The attached powerpoint describes the new Cost per SCH (Student Credit Hour) model that each College must adhere to for this year. The model requires that each College become a Cost Center. Each SCH is treated as equal – it does not matter if it is a graduate or undergraduate SCH.
The model requires that each College, except for the College of Health and Human Services, become more efficient. CHHS is already efficient under this model. Efficiency targets were established without input or explanation. In the case of the College of Education, faculty must increase their efficiency by 3.0%.
Per the PPT, you can see that the Colleges must meet Cost per SCH targets . These targets were set by the Provost’s office without any input from the faculty again. In fact, it is a simplistic budget model which takes all the SCH – regardless of type and divides the total SCH into the total cost.
The total cost is determined by adding up all the costs for everything that a college spends. For example, all salaries and benefits costs for faculty, administrators, clericals, PTs, and GAs, plus travel, SS&M, equipment etc. are summed to get the total cost figure. The differences between colleges are striking because of a number of factors. While there are many programmatic differences between colleges that affect cost structures, I will illustrate with two of them to show how simple changes can affect the actual cost per SCH numbers.
First, some colleges have locally controlled advising centers and therefore those costs are in their total costs – the cost of advisors is one such cost. The College of Arts and Sciences does not have an advising center so it will not be charged for advising. Second, the more general education courses a college has the lower its costs. The more graduate programs the higher the costs. Those are just two of the budget items that result in differences between college cost per SCH numbers.
The Provost and the Associate Provost Carroll insist that these types of factors do not matter, because it is the trend line that matters. However, if the Department of HPHP were back in the College of Education its cost per SCH would drop to about $270 from over $300 and the College of Health and Human Services would rise to $270 from $260. So which departments are in which colleges matter as to whether a college can meet its target. This example shows why colleges as cost centers are not a good idea with arbitrary targets.

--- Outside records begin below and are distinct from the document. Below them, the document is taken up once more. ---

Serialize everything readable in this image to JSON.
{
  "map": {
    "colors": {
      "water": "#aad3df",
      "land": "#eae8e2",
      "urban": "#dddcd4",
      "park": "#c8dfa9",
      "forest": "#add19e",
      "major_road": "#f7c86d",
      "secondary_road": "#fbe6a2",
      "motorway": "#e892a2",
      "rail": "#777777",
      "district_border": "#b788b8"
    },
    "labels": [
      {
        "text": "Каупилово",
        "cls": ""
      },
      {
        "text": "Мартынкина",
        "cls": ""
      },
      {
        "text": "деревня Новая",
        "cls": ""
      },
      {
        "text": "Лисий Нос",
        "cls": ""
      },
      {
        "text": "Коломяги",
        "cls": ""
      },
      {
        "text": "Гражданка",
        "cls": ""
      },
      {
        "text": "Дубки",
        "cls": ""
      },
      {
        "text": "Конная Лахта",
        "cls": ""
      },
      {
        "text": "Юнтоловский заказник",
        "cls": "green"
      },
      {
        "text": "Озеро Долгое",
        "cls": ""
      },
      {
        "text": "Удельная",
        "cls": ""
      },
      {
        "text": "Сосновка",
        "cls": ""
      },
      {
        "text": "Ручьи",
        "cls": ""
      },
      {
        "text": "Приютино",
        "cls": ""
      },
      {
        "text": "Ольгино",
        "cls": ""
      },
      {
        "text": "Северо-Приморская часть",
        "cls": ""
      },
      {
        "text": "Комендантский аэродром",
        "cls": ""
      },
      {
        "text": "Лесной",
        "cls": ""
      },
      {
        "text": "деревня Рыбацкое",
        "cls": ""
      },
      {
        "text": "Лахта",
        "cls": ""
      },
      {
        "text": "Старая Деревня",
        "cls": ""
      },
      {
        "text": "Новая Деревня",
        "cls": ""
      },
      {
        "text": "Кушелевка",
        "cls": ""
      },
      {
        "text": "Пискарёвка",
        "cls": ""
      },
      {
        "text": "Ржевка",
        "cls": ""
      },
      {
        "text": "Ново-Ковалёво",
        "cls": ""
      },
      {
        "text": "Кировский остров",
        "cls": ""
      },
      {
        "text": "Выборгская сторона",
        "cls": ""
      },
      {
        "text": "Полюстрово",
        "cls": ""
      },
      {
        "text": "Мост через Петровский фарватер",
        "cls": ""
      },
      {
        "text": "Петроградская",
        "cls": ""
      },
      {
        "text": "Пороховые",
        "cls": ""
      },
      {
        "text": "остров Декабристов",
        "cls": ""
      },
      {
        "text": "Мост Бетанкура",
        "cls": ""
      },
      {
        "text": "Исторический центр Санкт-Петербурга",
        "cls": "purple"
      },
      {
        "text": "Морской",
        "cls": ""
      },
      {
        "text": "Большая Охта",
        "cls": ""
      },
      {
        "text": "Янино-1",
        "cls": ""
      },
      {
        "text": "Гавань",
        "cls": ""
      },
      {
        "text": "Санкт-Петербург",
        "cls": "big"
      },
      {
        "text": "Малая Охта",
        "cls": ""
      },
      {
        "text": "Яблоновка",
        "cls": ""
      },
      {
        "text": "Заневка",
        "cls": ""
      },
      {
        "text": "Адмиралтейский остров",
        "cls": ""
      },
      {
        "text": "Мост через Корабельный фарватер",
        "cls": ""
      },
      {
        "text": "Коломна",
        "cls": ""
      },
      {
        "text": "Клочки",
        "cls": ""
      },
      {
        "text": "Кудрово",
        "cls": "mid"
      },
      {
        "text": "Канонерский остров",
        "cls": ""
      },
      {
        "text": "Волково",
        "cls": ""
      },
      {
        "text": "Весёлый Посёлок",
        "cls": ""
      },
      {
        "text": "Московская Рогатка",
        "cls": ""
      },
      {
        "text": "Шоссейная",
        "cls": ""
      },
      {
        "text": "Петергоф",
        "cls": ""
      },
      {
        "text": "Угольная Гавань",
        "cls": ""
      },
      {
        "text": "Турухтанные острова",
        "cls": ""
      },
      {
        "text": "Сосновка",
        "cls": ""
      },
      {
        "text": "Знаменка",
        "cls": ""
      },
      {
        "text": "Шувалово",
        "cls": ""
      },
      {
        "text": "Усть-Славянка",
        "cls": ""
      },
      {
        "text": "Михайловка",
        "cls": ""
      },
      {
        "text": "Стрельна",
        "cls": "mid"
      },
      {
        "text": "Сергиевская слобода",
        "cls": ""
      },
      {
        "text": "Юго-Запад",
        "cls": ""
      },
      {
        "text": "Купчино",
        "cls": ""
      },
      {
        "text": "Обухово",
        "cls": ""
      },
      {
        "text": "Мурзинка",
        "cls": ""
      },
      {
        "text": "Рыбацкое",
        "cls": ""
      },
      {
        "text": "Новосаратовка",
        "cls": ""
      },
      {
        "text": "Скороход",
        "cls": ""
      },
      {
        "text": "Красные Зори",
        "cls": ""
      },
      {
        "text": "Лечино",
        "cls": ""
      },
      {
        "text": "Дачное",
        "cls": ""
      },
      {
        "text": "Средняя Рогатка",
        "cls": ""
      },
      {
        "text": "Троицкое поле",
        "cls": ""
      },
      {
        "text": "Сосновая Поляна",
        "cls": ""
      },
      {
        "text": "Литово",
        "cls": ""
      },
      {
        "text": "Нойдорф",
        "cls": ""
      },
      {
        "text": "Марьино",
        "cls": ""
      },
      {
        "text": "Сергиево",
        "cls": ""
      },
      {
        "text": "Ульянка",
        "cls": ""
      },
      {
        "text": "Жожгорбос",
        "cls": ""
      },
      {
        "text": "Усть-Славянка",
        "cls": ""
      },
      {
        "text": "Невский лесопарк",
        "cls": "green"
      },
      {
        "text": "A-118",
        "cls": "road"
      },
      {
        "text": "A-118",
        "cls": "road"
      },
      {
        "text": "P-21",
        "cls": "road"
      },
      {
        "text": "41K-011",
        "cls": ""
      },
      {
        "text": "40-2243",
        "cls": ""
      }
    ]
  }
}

In addition the Colleges must become more cost efficient. This means that SCHs must increase, or programs must be cut, or costs reduced for personnel, SS&M, travel, etc. The Provost indicated at a meeting of the Deans that if our College of Education was compared to other State of Michigan institutions we would need to reduce the budget for the EMU COE by $2 million. In addition some Colleges have large faculty salary savings (budget minus actual expenditures on faculty salaries) where the COE has a negative $600,000 it must also recover. This is purely an under budgeting of faculty salaries.
The Dean’s comment was misinterpreted that the College of Education must cut $2 million from its budget. Many COE faculty are being asked to cut release times and beg for release times in front of their colleagues. There has been a lot of angst generated among the faculty by the way this budget model was imposed on the faculty by the administration.
A lot of the upset and misinformation about this new budget model could have been avoided if the Faculty Senate had been asked to get input from the faculty through their representatives. However, no such request was made.
When the Senate faculty leaders heard about this budget model they met with the Provost and asked her why the faculty were not asked to give input which is required under our labor contract. The Provost was dismissive. She said she did not need to get input as this was not a new model. The Associate Provost also said that we have been budgeting like this for years which is not true – I do not remember any efficiency targets being imposed on the faculty.
Our contract is clear: Senate gives input to the Provost on personnel, finance, and curricular issues.
If you have any questions about this situation please let me know. The Senate and the EMU-AAUP leadership are working together to address this contract violation by the Provost and Associate Provost Jim Carroll and we will be taking action to ensure that faculty input is protected and that the Provost’s office follows the contract now and in the future. We do not know yet what the fall out of this budget model will be for individual departments or faculty. Please let me know if you have any questions or concerns.